YOUR OBJECTIVE
For the entries below, say how many lines hold the word "label", with the number as the only reply.
[Opening DATA EXCERPTS section]
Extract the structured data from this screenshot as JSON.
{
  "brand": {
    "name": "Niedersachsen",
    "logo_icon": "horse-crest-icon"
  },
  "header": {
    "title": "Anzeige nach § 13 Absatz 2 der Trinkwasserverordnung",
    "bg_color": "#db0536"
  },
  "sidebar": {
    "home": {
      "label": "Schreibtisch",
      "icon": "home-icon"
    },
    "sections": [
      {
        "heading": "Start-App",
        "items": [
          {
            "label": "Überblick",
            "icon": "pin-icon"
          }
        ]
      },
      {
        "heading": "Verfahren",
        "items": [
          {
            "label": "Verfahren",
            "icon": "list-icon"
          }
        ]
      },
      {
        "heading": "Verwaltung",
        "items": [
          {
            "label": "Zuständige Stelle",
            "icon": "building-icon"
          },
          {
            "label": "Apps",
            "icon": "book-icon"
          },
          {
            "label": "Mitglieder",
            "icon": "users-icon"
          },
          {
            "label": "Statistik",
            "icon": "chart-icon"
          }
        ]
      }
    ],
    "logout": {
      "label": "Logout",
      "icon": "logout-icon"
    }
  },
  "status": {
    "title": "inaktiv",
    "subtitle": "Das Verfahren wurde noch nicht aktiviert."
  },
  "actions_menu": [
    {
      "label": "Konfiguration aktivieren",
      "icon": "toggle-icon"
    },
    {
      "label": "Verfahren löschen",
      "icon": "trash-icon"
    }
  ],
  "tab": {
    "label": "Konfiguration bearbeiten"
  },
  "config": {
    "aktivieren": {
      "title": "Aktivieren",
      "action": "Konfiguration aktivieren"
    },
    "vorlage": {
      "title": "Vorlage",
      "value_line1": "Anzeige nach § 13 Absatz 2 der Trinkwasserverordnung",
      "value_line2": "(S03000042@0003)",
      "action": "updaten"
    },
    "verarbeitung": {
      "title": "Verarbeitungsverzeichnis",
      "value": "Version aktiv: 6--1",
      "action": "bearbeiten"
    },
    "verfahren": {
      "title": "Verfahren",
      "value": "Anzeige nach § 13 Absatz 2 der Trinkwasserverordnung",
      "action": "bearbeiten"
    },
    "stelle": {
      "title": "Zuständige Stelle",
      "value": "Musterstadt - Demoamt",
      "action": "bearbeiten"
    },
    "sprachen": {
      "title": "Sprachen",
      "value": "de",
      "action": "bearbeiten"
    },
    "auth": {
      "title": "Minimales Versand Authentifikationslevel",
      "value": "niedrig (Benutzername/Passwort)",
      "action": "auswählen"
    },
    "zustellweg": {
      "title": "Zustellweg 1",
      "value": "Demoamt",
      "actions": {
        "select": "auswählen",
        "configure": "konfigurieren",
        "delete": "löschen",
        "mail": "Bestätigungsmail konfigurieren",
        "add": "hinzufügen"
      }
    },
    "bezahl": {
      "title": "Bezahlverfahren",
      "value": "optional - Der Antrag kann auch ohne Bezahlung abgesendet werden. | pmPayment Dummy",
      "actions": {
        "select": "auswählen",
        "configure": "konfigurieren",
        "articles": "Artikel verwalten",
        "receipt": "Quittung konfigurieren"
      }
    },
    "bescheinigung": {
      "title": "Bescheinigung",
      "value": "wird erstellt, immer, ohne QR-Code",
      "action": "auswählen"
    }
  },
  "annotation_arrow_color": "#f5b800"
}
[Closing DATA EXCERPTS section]
REPLY TO THE EXERCISE
11